(TRY IT):
Please restate the entire listing verbatim.

(RECORDS FOR PROCESSING):
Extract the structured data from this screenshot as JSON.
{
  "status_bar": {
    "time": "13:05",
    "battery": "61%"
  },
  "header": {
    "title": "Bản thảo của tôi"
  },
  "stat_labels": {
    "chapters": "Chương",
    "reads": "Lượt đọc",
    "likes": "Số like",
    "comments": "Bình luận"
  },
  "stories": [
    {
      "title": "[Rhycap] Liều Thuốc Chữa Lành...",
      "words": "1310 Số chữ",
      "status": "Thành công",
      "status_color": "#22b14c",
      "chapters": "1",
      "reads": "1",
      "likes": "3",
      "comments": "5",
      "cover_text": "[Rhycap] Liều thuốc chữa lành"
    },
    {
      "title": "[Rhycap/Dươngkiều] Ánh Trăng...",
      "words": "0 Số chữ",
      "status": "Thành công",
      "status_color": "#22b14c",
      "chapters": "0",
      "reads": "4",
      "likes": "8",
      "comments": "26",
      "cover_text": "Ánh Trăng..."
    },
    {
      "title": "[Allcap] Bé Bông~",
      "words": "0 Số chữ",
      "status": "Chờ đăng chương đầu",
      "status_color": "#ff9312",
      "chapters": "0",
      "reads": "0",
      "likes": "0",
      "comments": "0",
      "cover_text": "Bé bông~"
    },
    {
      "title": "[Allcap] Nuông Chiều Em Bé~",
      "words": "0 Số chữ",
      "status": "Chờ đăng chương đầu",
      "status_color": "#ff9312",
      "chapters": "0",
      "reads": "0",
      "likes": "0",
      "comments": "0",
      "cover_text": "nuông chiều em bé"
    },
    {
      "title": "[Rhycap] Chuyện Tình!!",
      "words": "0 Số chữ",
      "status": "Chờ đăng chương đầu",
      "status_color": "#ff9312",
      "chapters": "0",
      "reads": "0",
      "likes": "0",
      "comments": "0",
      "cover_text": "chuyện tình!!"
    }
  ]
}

(RESULT FOR THIS EXERCISE):
Extract the structured data from this screenshot as JSON.
{
  "status_bar": {
    "time": "13:05",
    "battery": "61%"
  },
  "header": {
    "title": "Bản thảo của tôi"
  },
  "stat_labels": {
    "chapters": "Chương",
    "reads": "Lượt đọc",
    "likes": "Số like",
    "comments": "Bình luận"
  },
  "stories": [
    {
      "title": "[Rhycap] Liều Thuốc Chữa Lành...",
      "words": "1310 Số chữ",
      "status": "Thành công",
      "status_color": "#22b14c",
      "chapters": "1",
      "reads": "1",
      "likes": "3",
      "comments": "5",
      "cover_text": "[Rhycap] Liều thuốc chữa lành"
    },
    {
      "title": "[Rhycap/Dươngkiều] Ánh Trăng...",
      "words": "0 Số chữ",
      "status": "Thành công",
      "status_color": "#22b14c",
      "chapters": "0",
      "reads": "4",
      "likes": "8",
      "comments": "26",
      "cover_text": "Ánh Trăng..."
    },
    {
      "title": "[Allcap] Bé Bông~",
      "words": "0 Số chữ",
      "status": "Chờ đăng chương đầu",
      "status_color": "#ff9312",
      "chapters": "0",
      "reads": "0",
      "likes": "0",
      "comments": "0",
      "cover_text": "Bé bông~"
    },
    {
      "title": "[Allcap] Nuông Chiều Em Bé~",
      "words": "0 Số chữ",
      "status": "Chờ đăng chương đầu",
      "status_color": "#ff9312",
      "chapters": "0",
      "reads": "0",
      "likes": "0",
      "comments": "0",
      "cover_text": "nuông chiều em bé"
    },
    {
      "title": "[Rhycap] Chuyện Tình!!",
      "words": "0 Số chữ",
      "status": "Chờ đăng chương đầu",
      "status_color": "#ff9312",
      "chapters": "0",
      "reads": "0",
      "likes": "0",
      "comments": "0",
      "cover_text": "chuyện tình!!"
    }
  ]
}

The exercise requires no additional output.